- Data provided
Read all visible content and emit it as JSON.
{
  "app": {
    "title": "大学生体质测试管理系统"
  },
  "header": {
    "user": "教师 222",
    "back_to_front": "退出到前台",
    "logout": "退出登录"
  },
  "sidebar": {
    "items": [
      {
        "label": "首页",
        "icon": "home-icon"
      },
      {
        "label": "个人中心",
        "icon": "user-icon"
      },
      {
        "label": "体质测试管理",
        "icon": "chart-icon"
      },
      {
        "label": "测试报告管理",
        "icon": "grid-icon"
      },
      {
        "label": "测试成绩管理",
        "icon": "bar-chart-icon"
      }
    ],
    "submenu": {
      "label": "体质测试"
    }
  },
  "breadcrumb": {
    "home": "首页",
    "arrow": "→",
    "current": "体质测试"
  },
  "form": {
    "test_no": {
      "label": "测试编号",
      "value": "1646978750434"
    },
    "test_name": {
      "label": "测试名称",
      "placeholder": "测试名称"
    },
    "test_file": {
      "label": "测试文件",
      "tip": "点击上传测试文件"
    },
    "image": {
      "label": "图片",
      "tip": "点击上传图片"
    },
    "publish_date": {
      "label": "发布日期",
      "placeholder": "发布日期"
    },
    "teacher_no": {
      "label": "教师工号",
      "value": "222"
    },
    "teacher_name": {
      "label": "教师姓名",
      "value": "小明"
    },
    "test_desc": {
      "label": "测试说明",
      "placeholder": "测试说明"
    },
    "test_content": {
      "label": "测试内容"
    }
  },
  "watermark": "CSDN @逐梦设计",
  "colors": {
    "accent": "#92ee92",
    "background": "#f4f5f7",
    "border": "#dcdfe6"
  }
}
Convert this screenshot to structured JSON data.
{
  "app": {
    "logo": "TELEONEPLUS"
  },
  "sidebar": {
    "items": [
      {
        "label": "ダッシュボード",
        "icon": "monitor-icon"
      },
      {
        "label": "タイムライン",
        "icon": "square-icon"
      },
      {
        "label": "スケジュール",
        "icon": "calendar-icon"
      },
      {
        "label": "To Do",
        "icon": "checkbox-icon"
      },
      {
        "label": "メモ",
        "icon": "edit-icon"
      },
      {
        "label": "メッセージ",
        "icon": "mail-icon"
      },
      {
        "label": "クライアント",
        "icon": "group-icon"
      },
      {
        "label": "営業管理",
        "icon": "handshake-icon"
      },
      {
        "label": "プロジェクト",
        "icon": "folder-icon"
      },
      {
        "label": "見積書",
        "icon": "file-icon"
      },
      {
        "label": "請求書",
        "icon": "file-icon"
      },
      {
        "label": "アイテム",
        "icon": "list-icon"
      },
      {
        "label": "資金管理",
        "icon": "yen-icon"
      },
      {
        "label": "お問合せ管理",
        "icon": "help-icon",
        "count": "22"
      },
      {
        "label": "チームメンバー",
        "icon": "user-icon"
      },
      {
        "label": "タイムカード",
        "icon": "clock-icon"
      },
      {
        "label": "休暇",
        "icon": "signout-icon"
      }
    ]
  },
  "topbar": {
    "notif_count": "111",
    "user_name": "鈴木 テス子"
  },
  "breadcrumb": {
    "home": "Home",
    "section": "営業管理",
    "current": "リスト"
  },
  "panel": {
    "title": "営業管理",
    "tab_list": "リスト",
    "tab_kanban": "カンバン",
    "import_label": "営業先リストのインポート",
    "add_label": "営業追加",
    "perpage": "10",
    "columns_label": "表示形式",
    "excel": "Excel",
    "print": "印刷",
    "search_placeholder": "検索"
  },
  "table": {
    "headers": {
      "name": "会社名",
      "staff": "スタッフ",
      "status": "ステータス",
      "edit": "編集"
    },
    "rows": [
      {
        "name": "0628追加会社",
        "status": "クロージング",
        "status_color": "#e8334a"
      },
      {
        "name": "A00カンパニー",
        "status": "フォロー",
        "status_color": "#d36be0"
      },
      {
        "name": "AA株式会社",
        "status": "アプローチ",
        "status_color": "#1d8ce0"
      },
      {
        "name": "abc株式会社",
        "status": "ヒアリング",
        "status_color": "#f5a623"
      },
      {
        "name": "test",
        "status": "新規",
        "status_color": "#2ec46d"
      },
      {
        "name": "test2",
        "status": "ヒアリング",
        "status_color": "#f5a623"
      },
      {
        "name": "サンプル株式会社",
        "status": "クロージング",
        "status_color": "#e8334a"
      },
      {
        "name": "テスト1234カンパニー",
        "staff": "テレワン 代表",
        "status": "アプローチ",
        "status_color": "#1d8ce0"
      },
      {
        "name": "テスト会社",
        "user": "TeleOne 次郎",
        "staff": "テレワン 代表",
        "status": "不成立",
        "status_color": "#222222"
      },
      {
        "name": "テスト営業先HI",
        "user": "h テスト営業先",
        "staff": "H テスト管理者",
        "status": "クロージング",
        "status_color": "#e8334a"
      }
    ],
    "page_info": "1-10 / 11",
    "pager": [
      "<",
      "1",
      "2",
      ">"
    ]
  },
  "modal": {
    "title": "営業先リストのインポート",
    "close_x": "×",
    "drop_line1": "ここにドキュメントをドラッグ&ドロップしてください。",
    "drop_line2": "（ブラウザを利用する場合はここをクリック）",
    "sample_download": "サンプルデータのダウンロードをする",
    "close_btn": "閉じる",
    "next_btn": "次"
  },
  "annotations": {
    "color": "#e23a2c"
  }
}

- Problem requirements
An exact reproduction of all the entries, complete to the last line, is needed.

- Written solution
Read all visible content and emit it as JSON.
{
  "app": {
    "title": "大学生体质测试管理系统"
  },
  "header": {
    "user": "教师 222",
    "back_to_front": "退出到前台",
    "logout": "退出登录"
  },
  "sidebar": {
    "items": [
      {
        "label": "首页",
        "icon": "home-icon"
      },
      {
        "label": "个人中心",
        "icon": "user-icon"
      },
      {
        "label": "体质测试管理",
        "icon": "chart-icon"
      },
      {
        "label": "测试报告管理",
        "icon": "grid-icon"
      },
      {
        "label": "测试成绩管理",
        "icon": "bar-chart-icon"
      }
    ],
    "submenu": {
      "label": "体质测试"
    }
  },
  "breadcrumb": {
    "home": "首页",
    "arrow": "→",
    "current": "体质测试"
  },
  "form": {
    "test_no": {
      "label": "测试编号",
      "value": "1646978750434"
    },
    "test_name": {
      "label": "测试名称",
      "placeholder": "测试名称"
    },
    "test_file": {
      "label": "测试文件",
      "tip": "点击上传测试文件"
    },
    "image": {
      "label": "图片",
      "tip": "点击上传图片"
    },
    "publish_date": {
      "label": "发布日期",
      "placeholder": "发布日期"
    },
    "teacher_no": {
      "label": "教师工号",
      "value": "222"
    },
    "teacher_name": {
      "label": "教师姓名",
      "value": "小明"
    },
    "test_desc": {
      "label": "测试说明",
      "placeholder": "测试说明"
    },
    "test_content": {
      "label": "测试内容"
    }
  },
  "watermark": "CSDN @逐梦设计",
  "colors": {
    "accent": "#92ee92",
    "background": "#f4f5f7",
    "border": "#dcdfe6"
  }
}
Convert this screenshot to structured JSON data.
{
  "app": {
    "logo": "TELEONEPLUS"
  },
  "sidebar": {
    "items": [
      {
        "label": "ダッシュボード",
        "icon": "monitor-icon"
      },
      {
        "label": "タイムライン",
        "icon": "square-icon"
      },
      {
        "label": "スケジュール",
        "icon": "calendar-icon"
      },
      {
        "label": "To Do",
        "icon": "checkbox-icon"
      },
      {
        "label": "メモ",
        "icon": "edit-icon"
      },
      {
        "label": "メッセージ",
        "icon": "mail-icon"
      },
      {
        "label": "クライアント",
        "icon": "group-icon"
      },
      {
        "label": "営業管理",
        "icon": "handshake-icon"
      },
      {
        "label": "プロジェクト",
        "icon": "folder-icon"
      },
      {
        "label": "見積書",
        "icon": "file-icon"
      },
      {
        "label": "請求書",
        "icon": "file-icon"
      },
      {
        "label": "アイテム",
        "icon": "list-icon"
      },
      {
        "label": "資金管理",
        "icon": "yen-icon"
      },
      {
        "label": "お問合せ管理",
        "icon": "help-icon",
        "count": "22"
      },
      {
        "label": "チームメンバー",
        "icon": "user-icon"
      },
      {
        "label": "タイムカード",
        "icon": "clock-icon"
      },
      {
        "label": "休暇",
        "icon": "signout-icon"
      }
    ]
  },
  "topbar": {
    "notif_count": "111",
    "user_name": "鈴木 テス子"
  },
  "breadcrumb": {
    "home": "Home",
    "section": "営業管理",
    "current": "リスト"
  },
  "panel": {
    "title": "営業管理",
    "tab_list": "リスト",
    "tab_kanban": "カンバン",
    "import_label": "営業先リストのインポート",
    "add_label": "営業追加",
    "perpage": "10",
    "columns_label": "表示形式",
    "excel": "Excel",
    "print": "印刷",
    "search_placeholder": "検索"
  },
  "table": {
    "headers": {
      "name": "会社名",
      "staff": "スタッフ",
      "status": "ステータス",
      "edit": "編集"
    },
    "rows": [
      {
        "name": "0628追加会社",
        "status": "クロージング",
        "status_color": "#e8334a"
      },
      {
        "name": "A00カンパニー",
        "status": "フォロー",
        "status_color": "#d36be0"
      },
      {
        "name": "AA株式会社",
        "status": "アプローチ",
        "status_color": "#1d8ce0"
      },
      {
        "name": "abc株式会社",
        "status": "ヒアリング",
        "status_color": "#f5a623"
      },
      {
        "name": "test",
        "status": "新規",
        "status_color": "#2ec46d"
      },
      {
        "name": "test2",
        "status": "ヒアリング",
        "status_color": "#f5a623"
      },
      {
        "name": "サンプル株式会社",
        "status": "クロージング",
        "status_color": "#e8334a"
      },
      {
        "name": "テスト1234カンパニー",
        "staff": "テレワン 代表",
        "status": "アプローチ",
        "status_color": "#1d8ce0"
      },
      {
        "name": "テスト会社",
        "user": "TeleOne 次郎",
        "staff": "テレワン 代表",
        "status": "不成立",
        "status_color": "#222222"
      },
      {
        "name": "テスト営業先HI",
        "user": "h テスト営業先",
        "staff": "H テスト管理者",
        "status": "クロージング",
        "status_color": "#e8334a"
      }
    ],
    "page_info": "1-10 / 11",
    "pager": [
      "<",
      "1",
      "2",
      ">"
    ]
  },
  "modal": {
    "title": "営業先リストのインポート",
    "close_x": "×",
    "drop_line1": "ここにドキュメントをドラッグ&ドロップしてください。",
    "drop_line2": "（ブラウザを利用する場合はここをクリック）",
    "sample_download": "サンプルデータのダウンロードをする",
    "close_btn": "閉じる",
    "next_btn": "次"
  },
  "annotations": {
    "color": "#e23a2c"
  }
}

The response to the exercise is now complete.